COVID-19 was the third largest cause of death in 2021


This image is a horizontal bar chart titled "Global causes of death," sourced from IHME, Global Burden of Disease (2024). It lists various causes of death worldwide, with each cause represented by a horizontal bar indicating the number of deaths in millions. The causes are ranked from highest to lowest as follows:

Cardiovascular diseases: 19.41 million
Cancers: 9.89 million
COVID-19: 7.89 million (highlighted in orange)
Respiratory diseases: 4.41 million
Digestive diseases: 2.52 million
Lower respiratory infections: 2.18 million
Dementia: 1.95 million
Neonatal disorders: 1.83 million
Diabetes: 1.66 million
Kidney diseases: 1.53 million
Liver diseases: 1.43 million
Road injuries: 1.2 million
Diarrheal diseases: 1.17 million
Tuberculosis: 1.16 million
Malaria: 748,131
Suicide: 746,379
HIV/AIDS: 718,079
The chart uses a color code where most bars are in blue, except for COVID-19, which is in orange. The source and licensing information is at the bottom right corner of the image.

According to the latest Global Burden of Disease Study — published last month by the Institute of Health Metrics and Evaluation (IHME) — COVID-19 was the third leading cause of death in 2021, after cardiovascular diseases and cancer.

These estimates suggest that COVID-19 was responsible for around eight million deaths in 2021. In many countries across South America and sub-Saharan Africa, the IHME reports that it was the leading cause of death.

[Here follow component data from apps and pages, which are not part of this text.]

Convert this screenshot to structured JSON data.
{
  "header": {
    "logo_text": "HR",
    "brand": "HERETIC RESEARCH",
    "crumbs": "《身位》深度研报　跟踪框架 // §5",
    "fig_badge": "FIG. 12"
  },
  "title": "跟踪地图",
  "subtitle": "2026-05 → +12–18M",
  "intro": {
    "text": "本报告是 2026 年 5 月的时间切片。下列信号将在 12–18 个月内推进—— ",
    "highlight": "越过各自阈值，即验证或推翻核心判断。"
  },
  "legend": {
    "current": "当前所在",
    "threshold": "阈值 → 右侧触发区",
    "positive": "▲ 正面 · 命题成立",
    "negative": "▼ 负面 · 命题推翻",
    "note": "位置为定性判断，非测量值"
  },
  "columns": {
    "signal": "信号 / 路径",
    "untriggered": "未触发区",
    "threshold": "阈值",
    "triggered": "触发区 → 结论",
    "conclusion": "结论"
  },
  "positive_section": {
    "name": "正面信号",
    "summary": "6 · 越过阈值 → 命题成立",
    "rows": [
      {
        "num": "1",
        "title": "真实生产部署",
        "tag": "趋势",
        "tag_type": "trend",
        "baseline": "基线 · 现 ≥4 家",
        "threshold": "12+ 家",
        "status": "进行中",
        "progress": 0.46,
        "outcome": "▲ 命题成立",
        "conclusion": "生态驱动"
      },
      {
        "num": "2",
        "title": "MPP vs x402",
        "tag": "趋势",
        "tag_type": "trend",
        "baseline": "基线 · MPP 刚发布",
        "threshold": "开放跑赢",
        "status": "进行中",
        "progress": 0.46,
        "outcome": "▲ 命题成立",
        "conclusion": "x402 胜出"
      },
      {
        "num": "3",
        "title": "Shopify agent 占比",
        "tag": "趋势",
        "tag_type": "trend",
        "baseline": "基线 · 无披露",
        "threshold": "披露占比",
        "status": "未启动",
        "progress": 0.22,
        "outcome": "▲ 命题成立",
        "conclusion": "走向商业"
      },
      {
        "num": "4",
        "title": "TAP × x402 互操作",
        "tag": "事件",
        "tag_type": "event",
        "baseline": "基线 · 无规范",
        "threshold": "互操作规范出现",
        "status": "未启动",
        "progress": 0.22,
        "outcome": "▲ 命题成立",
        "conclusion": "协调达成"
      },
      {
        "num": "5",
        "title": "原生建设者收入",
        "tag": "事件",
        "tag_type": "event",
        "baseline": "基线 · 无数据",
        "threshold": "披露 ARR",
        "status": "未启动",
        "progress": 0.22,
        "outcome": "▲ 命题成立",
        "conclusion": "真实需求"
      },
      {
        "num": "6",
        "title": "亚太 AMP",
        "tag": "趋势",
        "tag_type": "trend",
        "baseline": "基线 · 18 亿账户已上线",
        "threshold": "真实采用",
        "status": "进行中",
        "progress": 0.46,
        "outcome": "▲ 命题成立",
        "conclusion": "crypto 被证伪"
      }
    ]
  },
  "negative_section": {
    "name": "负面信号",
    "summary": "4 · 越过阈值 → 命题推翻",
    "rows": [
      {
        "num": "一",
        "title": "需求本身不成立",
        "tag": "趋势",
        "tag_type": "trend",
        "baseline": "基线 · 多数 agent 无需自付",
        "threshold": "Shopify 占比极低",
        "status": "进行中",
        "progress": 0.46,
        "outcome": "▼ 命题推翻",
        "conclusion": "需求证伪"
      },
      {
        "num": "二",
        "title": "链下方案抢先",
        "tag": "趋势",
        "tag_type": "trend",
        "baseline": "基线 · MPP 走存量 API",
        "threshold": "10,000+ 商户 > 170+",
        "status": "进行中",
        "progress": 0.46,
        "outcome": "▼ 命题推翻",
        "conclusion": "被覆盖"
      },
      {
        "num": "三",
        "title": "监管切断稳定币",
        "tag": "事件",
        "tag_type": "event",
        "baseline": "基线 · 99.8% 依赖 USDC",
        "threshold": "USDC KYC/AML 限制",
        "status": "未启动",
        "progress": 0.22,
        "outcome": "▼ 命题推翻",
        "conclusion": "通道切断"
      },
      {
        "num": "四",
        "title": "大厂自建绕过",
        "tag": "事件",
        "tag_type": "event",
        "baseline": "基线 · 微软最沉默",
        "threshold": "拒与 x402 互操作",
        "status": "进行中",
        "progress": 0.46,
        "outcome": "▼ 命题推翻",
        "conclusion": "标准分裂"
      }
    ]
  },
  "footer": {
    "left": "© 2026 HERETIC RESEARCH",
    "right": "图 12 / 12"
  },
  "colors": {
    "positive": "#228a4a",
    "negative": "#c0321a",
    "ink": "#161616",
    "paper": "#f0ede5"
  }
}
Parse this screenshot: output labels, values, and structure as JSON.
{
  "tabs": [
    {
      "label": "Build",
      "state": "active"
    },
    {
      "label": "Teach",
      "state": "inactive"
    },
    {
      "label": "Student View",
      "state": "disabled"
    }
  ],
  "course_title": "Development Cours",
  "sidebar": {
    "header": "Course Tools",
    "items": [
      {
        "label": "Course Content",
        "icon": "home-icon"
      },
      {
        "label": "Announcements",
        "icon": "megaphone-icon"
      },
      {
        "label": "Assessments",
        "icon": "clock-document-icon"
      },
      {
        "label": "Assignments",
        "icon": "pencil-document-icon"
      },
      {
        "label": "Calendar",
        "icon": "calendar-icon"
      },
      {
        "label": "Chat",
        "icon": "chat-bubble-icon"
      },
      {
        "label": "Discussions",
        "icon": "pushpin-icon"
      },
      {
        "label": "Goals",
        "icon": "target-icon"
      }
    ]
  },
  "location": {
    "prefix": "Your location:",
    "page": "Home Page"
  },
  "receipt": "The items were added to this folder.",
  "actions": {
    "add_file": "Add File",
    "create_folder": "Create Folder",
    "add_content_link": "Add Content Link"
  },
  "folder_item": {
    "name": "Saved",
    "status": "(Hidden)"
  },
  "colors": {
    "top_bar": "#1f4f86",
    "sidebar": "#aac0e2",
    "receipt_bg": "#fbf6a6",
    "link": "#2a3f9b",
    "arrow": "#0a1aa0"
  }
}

Global improvements in healthcare have led to a steady reduction in the death rate from infectious diseases in recent decades, but the COVID-19 pandemic has reversed this trend.

Explore this data

12345